Regarding Tuesday’s statutory meeting of the commission, Jagdeo said “at the last moment” the commissioners were asked by the chair to submit proposals regarding elections timelines. He said nothing about Opposition Commissioner Sase Gunraj’s inability to provide a timeline to the commission as agreed to when the commissioners met on Tuesday.
Jagdeo also launched a personal attack on staffers of the GECOM Secretariat, whom he accused of sabotaging the electoral process. He also launched an attack on the personal gains of the Chief Elections Officer, Keith Lowenfield and other staffer of the body. According to Jagdeo, the government wants to hold elections after Mashramani 2020 and he assumed that the administration wants to spend monies on activities during the Republic festivities to sway the electorate.

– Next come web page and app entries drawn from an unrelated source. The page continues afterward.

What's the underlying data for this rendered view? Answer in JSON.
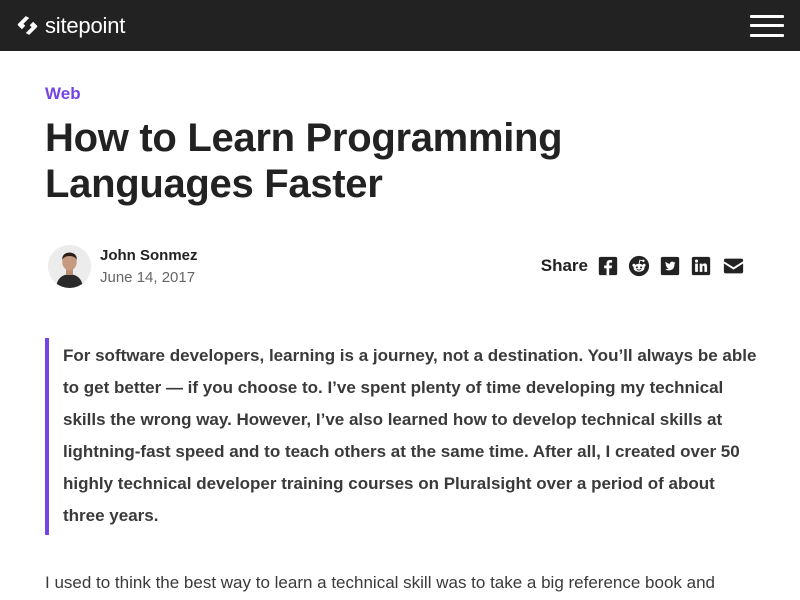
{
  "header": {
    "brand_name": "sitepoint",
    "logo_icon": "sitepoint-logo-icon",
    "menu_icon": "hamburger-menu-icon",
    "background_color": "#222222"
  },
  "article": {
    "category": "Web",
    "title_line_1": "How to Learn Programming",
    "title_line_2": "Languages Faster",
    "author": {
      "name": "John Sonmez",
      "date": "June 14, 2017",
      "avatar_icon": "author-avatar"
    },
    "share": {
      "label": "Share",
      "icons": [
        "facebook-icon",
        "reddit-icon",
        "twitter-icon",
        "linkedin-icon",
        "email-icon"
      ]
    },
    "lead_paragraph": "For software developers, learning is a journey, not a destination. You’ll always be able to get better — if you choose to. I’ve spent plenty of time developing my technical skills the wrong way. However, I’ve also learned how to develop technical skills at lightning-fast speed and to teach others at the same time. After all, I created over 50 highly technical developer training courses on Pluralsight over a period of about three years.",
    "body_paragraph": "I used to think the best way to learn a technical skill was to take a big reference book and"
  },
  "colors": {
    "accent": "#7544e4",
    "text": "#222222",
    "muted": "#666666"
  }
}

Meanwhile, in a statement issued late on Thursday, the Georgetown Chamber of Commerce and Industry (GCCI) called on the President to proclaim a date, not later than the earliest date suggested by the GECOM Chair, for the holding of General Elections. The GCCI said the populace deserves transparency and accountability from institutions at all levels of government and the body called on the country’s leaders to maintain democracy by acting in accordance with the supreme law of Guyana.
During the Tuesday, September 17 Statutory Meeting of the commission, it was agreed that Commissioners Corbin and Sase Gunraj would submit separate schedules based on the proposals made during the meeting, but, on Wednesday, the Opposition-nominated Commissioners backpedalled on their position, and declined to justify their November timeline for elections.
“All they contended is that elections should be held by November and they were not prepared to discuss anything else,” Commissioner Vincent Alexander said on Wednesday following the meeting.
“The presentation is in the form of Microsoft project, so you see the critical path and you see the non-critical path; and in fact, it is not out of the top of the head that you arrive at a date because when you plug in the timelines in that programme, the programme generates a date,” Commissioner Alexander explained as he alluded to the proposal made by Commissioner Charles Corbin.
He said in that proposal, the encoding of data garnered from the just concluded House-to-House Registration has been taken off the critical path, thereby allowing for the Secretariat to proceed with the production of the preliminary list, and the conduct of Claims and Objections even as the encoding continues. “So the information encoded would then become a comparator later in the process but will not be holding up the process,” he posited. Approximately 200,000 of the more than 370,000 names have been encoded.
It was disclosed, too, that in that proposal, the Claims and Objections period was set for 21 plus seven days. “This is what in fact was proposed by the secretariat as well,” Commissioner Alexander added. When it comes to the delivery of the ballot papers, he noted that to fast track this by merely two days would cost the Commission an additional US$250,000 or some GUY$52,165,000. The GECOM Secretariat has been actively training polling day staff countrywide. Thus far, training of polling day staff has been completed in several regions. In South Georgetown at 20 locations, 1,185 participants have been trained; on the East Coast of Demerara (ECD) at 20 locations 1,201 were trained; on the East Bank of Demerara (EBD) and in Region Five at 21 locations, 1,596 were trained; in Region Six at 25 locations 1,940 were trained and at 25 locations between Regions One, Two and 10, 2,030 were trained.
The commission must now conduct training in the hinterland and in other parts of Georgetown with all training expected to be completed by October.